A Comparison of the Oral and Written Styles of a Group of Inner-City Black Students.
Smitherman, Geneva
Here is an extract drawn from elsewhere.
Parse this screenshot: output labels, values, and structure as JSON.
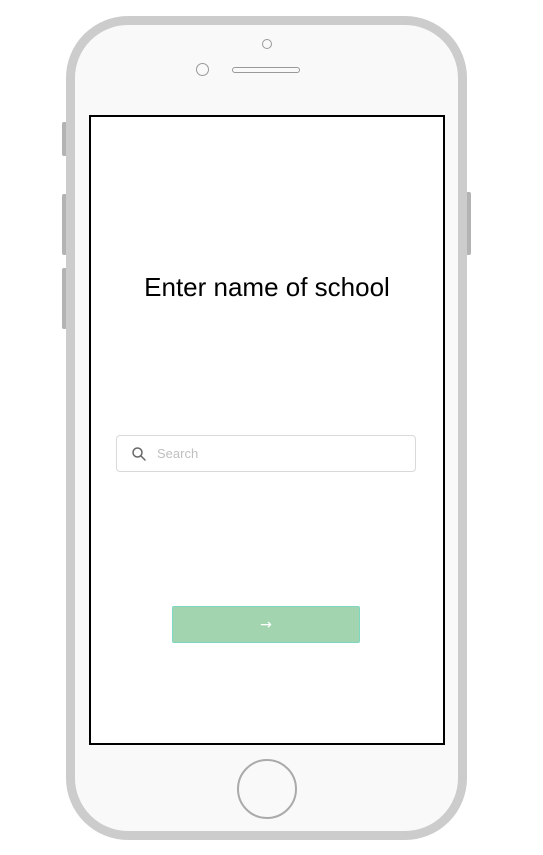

Concern during the past decade with educational failures of urban Negro children suggested the need for empirical evidence demonstrating whether or not students use identical grammatical and stylistic structures in both speech and writing. Fourteen black, inner city junior high students, all of whom speak "black English," were interviewed for about an hour. From each taped interview, 1,000 words were excerpted, while 1,000 words of classroom writing per student were selected for analysis. Data were subjected to a thorough analysis of style, comparing speech and writing, while 8,000 words were subjected to a grammatical analysis. Stylistically, results indicated significant differences between speech and writing (e.g., writing samples contained more adjectives and more subordinate clauses). Grammatically, results revealed oral and written differences in the use of black English patterns (e.g., speech samples evidenced a greater percentage of dialectal uses of "be"). It was concluded that black children do not speak as they write--their writing is characterized by greater sophistication and a closer adherence to standard grammar. (Author/JMC)
University Microfilms, A Xerox Company, Dissertation Copies Post Office Box 1764, Ann Arbor, Michigan 48106 (Order No. 70-14,645, MFilm $4.00, Xerography $10.00)
Publication Type: N/A
Education Level: N/A
Audience: N/A
Language: N/A
Sponsor: N/A
Authoring Institution: N/A
Note: Ph.D. Dissertation, The University of Michigan